Top of INFORMATION SUPPLIED

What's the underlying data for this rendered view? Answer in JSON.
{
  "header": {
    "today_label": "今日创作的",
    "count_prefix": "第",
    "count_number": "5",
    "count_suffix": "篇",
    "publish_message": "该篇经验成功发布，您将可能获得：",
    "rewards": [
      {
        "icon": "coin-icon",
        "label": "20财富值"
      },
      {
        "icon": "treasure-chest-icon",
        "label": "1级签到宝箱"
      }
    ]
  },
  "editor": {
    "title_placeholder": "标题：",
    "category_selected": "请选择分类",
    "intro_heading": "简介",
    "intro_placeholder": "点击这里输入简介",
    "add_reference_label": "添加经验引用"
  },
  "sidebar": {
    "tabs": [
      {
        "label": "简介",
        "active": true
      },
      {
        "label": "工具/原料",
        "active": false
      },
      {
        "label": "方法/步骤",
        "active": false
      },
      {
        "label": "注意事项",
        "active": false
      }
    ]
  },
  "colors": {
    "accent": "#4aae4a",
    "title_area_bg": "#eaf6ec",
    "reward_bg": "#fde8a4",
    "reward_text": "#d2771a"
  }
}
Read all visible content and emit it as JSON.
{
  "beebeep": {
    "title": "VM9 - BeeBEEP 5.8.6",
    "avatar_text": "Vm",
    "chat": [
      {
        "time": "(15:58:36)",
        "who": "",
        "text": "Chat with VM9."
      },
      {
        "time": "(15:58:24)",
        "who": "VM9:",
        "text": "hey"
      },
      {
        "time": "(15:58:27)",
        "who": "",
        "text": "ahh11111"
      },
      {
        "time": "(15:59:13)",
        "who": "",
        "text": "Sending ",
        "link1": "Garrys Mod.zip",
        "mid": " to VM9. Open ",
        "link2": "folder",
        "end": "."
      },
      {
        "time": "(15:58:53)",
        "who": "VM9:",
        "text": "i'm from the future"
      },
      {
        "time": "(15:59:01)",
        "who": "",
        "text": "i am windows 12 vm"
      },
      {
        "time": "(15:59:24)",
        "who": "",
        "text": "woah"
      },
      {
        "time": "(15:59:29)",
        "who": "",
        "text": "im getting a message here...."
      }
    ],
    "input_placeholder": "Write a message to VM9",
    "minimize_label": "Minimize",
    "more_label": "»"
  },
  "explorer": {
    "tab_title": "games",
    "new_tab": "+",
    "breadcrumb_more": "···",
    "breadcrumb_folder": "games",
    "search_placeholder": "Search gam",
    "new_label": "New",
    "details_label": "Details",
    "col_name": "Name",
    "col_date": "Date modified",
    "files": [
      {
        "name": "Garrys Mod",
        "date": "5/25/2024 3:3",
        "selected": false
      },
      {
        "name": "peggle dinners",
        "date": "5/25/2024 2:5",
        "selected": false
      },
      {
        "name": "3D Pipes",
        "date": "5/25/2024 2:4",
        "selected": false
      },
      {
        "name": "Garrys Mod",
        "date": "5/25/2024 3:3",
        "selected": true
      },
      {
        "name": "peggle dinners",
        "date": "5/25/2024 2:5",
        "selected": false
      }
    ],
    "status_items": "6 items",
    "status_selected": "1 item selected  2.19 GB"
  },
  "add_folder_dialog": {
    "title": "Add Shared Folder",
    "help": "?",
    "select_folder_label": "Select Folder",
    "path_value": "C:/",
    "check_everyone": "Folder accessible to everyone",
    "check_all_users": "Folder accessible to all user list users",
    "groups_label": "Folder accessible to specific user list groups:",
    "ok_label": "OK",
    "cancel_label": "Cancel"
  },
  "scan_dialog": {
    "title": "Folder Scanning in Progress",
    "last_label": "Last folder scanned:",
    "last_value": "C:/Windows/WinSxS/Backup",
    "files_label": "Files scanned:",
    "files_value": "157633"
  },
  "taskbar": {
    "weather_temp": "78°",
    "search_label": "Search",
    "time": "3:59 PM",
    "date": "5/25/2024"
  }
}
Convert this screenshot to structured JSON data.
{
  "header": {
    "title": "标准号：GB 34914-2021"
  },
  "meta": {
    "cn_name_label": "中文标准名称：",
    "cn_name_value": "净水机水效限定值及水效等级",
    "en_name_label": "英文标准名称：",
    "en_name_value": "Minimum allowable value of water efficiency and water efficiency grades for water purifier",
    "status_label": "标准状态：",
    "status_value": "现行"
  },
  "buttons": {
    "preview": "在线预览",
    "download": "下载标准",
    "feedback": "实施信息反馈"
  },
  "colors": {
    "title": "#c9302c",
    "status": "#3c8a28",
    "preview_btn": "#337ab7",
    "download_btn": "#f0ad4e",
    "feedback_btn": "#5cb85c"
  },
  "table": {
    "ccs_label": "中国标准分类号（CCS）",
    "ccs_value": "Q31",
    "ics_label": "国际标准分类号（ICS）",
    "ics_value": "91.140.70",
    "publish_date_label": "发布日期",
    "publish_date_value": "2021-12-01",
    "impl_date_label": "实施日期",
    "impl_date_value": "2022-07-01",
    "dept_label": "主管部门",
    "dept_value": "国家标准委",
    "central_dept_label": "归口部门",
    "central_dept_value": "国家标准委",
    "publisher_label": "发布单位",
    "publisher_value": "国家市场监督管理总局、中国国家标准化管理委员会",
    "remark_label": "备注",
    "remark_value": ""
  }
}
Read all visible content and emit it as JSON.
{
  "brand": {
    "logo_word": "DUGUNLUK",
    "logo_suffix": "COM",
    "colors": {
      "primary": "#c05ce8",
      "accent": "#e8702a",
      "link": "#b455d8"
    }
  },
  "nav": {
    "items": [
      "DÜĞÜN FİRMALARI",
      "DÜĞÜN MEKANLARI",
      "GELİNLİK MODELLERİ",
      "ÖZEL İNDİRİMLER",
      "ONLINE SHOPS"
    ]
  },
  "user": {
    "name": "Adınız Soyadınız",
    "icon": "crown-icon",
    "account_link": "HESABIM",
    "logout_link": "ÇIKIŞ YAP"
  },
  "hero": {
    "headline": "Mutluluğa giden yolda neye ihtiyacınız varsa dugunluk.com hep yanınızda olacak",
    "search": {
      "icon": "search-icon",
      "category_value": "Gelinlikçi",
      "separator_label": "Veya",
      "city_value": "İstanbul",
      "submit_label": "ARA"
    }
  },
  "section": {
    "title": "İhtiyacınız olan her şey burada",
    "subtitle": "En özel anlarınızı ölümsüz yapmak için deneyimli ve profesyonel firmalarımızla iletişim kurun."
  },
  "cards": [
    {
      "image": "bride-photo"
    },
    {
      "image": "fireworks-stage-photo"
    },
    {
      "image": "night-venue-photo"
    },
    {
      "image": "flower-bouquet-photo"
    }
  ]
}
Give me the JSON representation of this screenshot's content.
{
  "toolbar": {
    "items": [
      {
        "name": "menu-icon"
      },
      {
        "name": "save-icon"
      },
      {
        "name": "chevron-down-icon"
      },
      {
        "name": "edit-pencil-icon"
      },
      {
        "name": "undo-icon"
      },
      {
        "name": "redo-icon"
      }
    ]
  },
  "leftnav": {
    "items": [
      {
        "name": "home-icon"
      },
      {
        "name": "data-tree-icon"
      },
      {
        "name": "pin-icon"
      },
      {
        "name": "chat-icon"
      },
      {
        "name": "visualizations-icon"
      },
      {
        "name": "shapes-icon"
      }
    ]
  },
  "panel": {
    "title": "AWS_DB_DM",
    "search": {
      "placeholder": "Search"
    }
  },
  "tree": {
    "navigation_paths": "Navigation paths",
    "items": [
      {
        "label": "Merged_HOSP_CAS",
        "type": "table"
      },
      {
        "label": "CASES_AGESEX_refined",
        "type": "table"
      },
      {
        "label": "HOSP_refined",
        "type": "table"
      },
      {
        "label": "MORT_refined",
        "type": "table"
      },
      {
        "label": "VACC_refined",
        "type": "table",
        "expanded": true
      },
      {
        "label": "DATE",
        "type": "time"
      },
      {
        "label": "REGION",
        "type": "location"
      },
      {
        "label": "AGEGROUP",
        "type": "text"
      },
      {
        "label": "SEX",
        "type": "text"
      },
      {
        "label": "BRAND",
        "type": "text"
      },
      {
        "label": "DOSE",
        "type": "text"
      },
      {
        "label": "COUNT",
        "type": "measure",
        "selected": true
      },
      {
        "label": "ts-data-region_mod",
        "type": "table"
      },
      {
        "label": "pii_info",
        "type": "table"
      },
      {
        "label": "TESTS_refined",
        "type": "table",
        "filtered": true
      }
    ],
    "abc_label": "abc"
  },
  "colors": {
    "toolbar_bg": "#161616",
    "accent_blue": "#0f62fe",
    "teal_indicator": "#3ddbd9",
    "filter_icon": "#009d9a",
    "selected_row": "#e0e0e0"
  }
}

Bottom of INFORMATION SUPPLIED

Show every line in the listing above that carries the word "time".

        "time": "(15:58:36)",
        "time": "(15:58:24)",
        "time": "(15:58:27)",
        "time": "(15:59:13)",
        "time": "(15:58:53)",
        "time": "(15:59:01)",
        "time": "(15:59:24)",
        "time": "(15:59:29)",
    "time": "3:59 PM",
        "type": "time"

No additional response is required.